Copy out, from the entries below, each line holding the string "More".

— EXTRACTED MATERIAL —
════════

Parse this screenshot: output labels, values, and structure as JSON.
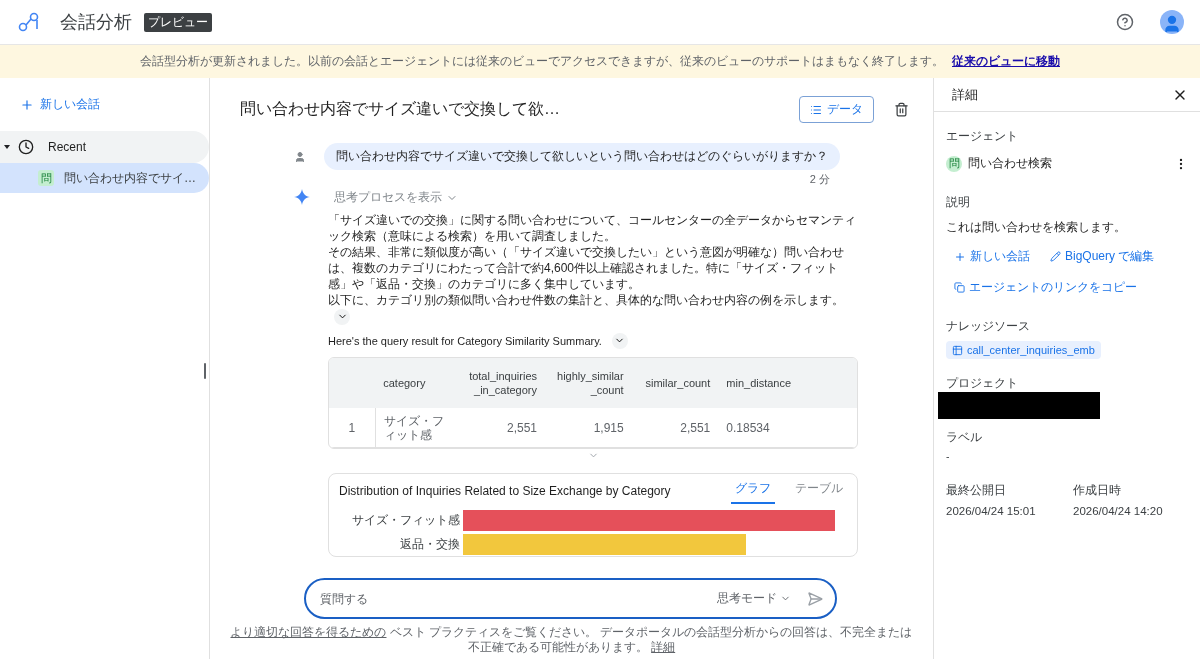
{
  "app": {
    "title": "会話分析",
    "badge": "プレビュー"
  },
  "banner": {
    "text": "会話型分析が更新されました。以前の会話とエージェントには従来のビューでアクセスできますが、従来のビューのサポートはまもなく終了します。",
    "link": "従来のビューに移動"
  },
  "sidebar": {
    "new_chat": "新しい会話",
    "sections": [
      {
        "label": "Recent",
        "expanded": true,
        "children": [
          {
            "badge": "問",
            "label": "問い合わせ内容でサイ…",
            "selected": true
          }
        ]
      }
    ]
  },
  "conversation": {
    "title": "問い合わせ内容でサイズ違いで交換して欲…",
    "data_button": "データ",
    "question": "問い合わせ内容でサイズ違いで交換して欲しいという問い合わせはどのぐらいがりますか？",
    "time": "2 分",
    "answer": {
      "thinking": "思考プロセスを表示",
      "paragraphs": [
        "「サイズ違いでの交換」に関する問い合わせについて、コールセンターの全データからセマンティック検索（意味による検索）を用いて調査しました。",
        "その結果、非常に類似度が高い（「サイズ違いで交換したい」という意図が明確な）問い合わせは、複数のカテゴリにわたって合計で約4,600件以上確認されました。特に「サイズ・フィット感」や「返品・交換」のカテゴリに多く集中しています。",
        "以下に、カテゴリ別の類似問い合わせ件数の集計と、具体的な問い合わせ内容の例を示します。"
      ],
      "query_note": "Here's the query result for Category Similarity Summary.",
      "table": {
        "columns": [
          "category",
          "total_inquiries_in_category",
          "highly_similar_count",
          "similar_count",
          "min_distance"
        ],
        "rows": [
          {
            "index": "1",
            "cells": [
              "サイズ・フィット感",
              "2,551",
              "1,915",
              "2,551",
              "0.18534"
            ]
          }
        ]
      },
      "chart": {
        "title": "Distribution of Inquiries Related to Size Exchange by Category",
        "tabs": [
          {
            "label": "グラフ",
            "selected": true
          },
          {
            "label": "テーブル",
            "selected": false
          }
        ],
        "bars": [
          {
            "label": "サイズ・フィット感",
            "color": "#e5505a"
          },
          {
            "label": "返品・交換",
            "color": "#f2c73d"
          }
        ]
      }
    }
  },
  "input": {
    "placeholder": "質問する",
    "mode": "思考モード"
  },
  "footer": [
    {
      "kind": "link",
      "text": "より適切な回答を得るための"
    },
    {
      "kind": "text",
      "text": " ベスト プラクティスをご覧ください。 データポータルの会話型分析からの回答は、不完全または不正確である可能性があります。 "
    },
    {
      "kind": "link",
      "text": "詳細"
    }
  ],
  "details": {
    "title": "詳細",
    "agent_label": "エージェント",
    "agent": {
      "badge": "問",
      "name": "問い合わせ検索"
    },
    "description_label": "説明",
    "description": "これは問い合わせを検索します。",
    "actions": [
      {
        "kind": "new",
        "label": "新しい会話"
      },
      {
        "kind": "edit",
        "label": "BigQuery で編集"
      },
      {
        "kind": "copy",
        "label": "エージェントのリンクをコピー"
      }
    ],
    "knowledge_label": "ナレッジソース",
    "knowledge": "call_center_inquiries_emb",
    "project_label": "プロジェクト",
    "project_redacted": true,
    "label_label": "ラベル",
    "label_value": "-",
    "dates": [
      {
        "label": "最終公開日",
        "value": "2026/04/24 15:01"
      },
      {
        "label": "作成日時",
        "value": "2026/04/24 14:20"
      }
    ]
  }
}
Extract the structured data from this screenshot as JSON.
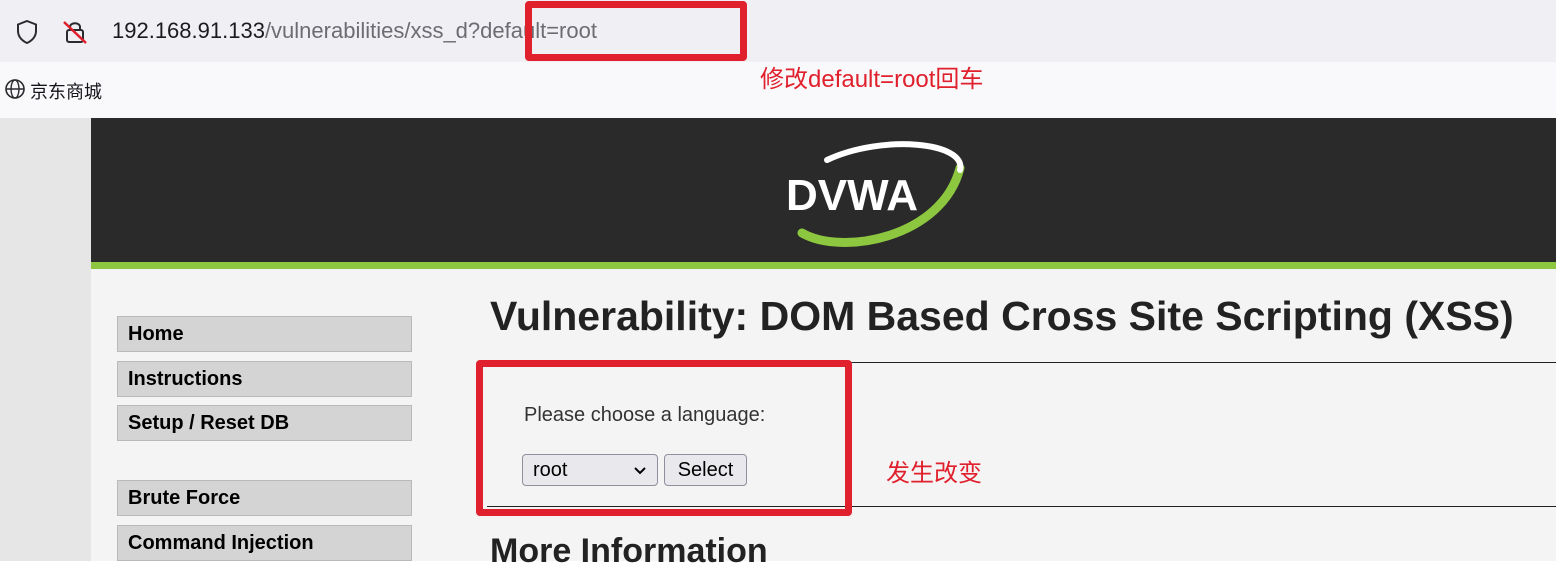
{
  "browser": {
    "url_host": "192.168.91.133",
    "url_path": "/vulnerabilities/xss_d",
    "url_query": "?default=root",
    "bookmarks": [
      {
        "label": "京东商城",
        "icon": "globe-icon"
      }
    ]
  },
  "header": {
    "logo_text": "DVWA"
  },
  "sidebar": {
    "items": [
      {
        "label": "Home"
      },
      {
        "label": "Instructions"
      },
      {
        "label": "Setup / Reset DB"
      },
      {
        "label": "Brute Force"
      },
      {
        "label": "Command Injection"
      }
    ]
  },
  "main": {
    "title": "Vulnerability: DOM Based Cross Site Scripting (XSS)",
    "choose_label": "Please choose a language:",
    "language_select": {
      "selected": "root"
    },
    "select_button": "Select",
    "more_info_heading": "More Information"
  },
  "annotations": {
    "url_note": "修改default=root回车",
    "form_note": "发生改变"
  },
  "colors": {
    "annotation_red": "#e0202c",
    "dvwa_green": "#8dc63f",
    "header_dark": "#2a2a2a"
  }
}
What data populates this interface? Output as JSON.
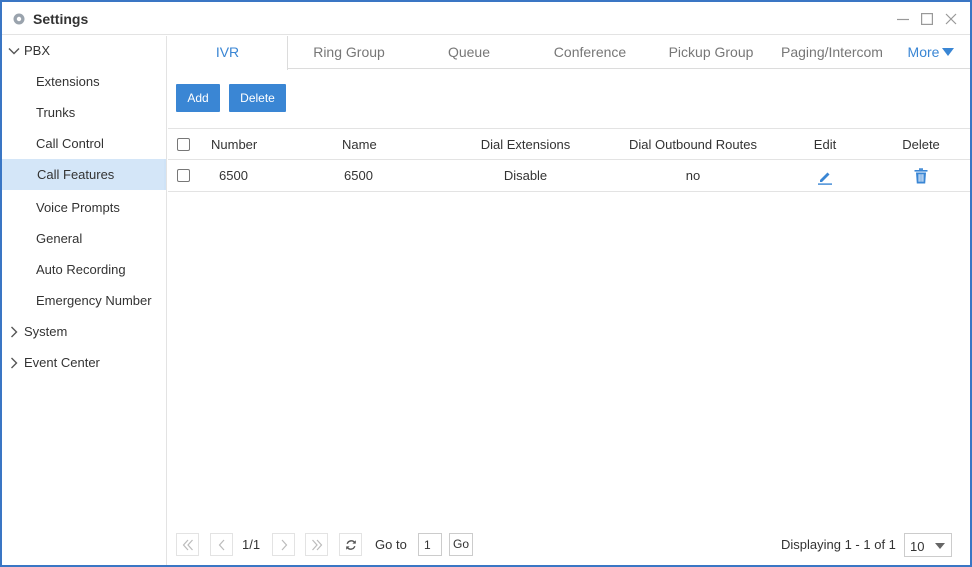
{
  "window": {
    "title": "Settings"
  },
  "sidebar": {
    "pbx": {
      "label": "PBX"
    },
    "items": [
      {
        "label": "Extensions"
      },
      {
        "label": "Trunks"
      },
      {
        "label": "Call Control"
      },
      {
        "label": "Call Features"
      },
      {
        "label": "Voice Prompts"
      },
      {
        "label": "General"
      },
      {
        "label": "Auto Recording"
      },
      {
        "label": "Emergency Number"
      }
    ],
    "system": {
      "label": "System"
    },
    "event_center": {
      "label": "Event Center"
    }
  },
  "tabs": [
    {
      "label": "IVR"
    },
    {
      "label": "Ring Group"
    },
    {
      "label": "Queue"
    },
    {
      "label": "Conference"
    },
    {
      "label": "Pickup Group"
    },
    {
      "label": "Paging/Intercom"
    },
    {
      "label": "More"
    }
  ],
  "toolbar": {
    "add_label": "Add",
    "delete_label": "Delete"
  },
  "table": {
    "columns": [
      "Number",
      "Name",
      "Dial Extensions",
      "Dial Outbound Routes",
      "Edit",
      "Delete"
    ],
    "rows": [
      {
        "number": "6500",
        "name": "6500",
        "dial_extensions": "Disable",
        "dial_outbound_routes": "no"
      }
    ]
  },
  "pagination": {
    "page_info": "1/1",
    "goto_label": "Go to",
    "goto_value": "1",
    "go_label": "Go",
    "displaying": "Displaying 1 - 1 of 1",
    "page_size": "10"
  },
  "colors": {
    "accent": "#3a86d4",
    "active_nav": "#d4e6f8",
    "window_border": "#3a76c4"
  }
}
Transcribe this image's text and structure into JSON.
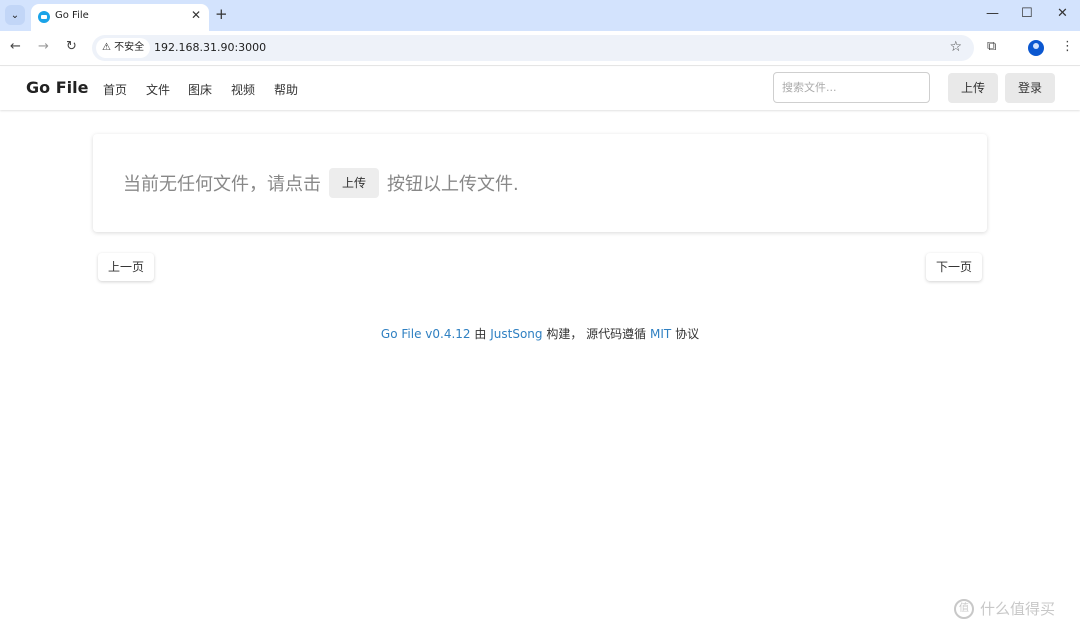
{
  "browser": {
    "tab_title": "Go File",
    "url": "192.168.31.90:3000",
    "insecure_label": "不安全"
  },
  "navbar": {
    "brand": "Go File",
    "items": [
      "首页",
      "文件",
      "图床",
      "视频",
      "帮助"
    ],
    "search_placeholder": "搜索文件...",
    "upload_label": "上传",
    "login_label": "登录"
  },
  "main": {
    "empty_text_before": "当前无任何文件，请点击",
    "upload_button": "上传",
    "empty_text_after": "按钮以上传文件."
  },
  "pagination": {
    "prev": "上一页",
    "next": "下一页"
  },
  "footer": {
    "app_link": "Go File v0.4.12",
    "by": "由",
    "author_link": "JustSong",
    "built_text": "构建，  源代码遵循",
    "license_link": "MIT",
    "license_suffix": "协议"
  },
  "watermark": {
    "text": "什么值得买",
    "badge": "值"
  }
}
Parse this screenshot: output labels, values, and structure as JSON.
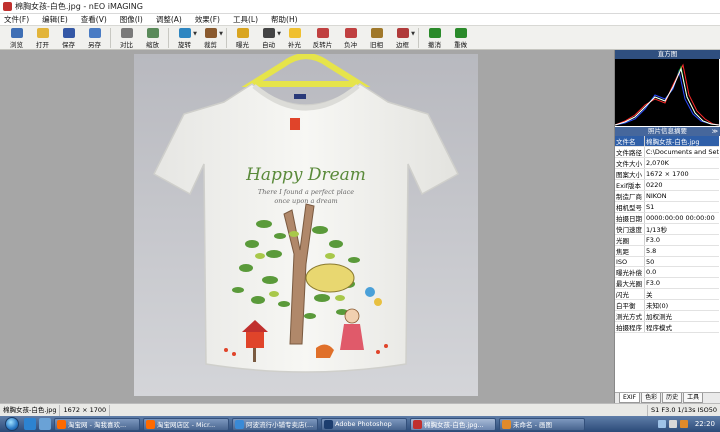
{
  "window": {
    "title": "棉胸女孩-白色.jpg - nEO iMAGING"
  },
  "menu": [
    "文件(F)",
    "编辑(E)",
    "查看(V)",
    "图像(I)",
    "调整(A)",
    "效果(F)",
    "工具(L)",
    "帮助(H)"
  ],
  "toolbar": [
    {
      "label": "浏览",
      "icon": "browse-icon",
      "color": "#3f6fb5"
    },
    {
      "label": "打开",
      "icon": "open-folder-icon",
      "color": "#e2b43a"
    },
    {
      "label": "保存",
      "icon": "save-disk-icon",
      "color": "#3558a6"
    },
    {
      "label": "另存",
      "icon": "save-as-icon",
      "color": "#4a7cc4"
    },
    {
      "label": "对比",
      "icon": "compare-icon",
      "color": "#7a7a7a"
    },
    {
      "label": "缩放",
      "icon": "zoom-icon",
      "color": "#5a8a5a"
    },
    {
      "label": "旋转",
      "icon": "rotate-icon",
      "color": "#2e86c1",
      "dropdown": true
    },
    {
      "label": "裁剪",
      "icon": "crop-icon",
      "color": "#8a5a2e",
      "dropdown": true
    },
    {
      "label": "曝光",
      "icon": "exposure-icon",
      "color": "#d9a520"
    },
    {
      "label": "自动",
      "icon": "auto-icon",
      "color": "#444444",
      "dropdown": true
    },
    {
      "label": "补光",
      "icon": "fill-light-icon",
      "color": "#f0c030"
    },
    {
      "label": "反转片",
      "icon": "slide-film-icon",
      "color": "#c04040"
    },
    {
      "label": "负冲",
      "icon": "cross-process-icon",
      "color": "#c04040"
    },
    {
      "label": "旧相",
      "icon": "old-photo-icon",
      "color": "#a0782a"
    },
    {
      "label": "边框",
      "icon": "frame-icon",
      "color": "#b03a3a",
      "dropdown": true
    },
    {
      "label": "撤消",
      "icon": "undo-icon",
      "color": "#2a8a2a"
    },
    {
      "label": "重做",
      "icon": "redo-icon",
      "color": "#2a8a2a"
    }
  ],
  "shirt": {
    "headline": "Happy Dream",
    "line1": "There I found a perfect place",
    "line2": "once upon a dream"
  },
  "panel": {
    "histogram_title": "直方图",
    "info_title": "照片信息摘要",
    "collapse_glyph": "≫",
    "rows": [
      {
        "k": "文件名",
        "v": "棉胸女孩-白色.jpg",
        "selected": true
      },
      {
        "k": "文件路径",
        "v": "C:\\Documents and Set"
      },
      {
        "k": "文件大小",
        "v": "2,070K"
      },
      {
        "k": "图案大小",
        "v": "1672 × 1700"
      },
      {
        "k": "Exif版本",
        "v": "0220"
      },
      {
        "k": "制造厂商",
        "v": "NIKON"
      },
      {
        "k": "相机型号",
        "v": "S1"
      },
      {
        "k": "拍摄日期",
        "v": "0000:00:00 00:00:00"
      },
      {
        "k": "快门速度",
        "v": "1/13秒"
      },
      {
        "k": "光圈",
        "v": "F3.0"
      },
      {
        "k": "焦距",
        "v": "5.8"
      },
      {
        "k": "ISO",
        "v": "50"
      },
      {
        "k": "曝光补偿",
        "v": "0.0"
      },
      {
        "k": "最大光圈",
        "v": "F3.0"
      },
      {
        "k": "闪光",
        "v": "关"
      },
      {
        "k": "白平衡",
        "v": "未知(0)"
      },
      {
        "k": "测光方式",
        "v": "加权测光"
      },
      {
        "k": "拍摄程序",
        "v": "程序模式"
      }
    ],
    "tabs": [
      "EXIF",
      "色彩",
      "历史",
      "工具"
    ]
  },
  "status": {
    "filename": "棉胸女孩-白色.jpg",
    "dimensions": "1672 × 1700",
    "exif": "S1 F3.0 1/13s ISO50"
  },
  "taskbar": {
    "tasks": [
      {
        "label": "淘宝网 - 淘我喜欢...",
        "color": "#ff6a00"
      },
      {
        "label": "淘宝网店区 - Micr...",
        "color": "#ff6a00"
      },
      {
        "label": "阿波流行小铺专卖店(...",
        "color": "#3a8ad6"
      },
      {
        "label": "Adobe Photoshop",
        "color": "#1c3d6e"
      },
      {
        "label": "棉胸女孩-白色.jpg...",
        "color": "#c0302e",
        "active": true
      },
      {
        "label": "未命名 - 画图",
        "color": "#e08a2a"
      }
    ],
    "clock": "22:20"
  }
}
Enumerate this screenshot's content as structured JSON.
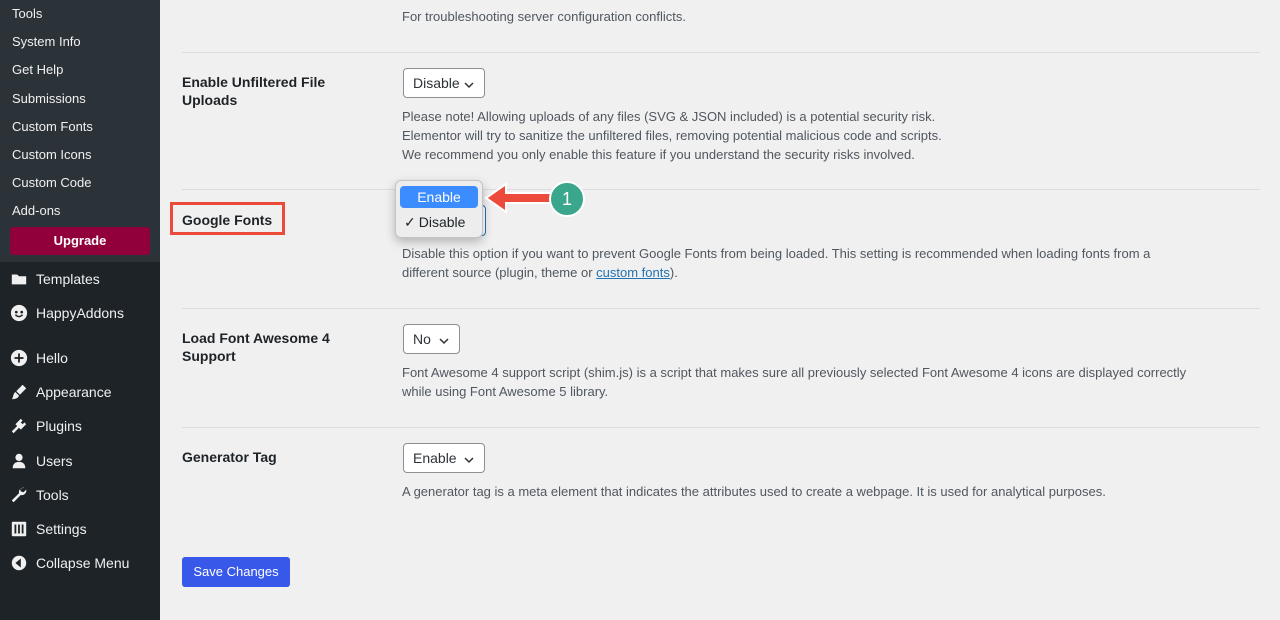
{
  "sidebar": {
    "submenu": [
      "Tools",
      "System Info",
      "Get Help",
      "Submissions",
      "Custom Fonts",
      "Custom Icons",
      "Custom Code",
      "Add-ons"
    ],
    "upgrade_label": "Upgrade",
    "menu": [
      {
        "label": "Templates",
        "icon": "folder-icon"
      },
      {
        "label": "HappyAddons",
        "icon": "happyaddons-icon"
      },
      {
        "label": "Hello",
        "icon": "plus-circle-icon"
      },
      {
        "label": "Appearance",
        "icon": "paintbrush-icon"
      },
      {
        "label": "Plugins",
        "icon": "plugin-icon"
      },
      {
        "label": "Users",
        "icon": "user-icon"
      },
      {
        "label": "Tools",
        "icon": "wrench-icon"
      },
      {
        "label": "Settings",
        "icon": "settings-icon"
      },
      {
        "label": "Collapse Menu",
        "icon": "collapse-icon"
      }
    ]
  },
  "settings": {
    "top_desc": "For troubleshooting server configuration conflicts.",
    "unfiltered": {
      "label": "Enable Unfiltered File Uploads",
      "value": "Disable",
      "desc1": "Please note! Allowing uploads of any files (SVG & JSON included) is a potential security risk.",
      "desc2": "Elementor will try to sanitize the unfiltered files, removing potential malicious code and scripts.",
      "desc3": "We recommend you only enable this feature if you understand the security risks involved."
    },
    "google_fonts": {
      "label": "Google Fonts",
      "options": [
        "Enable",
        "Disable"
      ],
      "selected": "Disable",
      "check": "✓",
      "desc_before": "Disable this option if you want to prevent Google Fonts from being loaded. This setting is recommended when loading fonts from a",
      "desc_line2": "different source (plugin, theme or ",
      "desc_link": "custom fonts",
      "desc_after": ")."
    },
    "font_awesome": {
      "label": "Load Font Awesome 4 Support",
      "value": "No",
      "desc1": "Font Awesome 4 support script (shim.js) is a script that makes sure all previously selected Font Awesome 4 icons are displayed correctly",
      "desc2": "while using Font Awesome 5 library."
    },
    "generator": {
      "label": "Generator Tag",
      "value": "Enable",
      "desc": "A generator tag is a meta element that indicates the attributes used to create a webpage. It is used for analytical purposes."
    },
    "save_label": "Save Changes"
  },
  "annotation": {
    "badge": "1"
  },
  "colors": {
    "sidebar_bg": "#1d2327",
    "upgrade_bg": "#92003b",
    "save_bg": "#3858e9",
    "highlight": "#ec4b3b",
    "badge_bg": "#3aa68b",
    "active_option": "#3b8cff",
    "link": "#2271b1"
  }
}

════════

— OUTPUT OF THE EXERCISE —
    "more_info_heading": "More Information"
      "label": "More"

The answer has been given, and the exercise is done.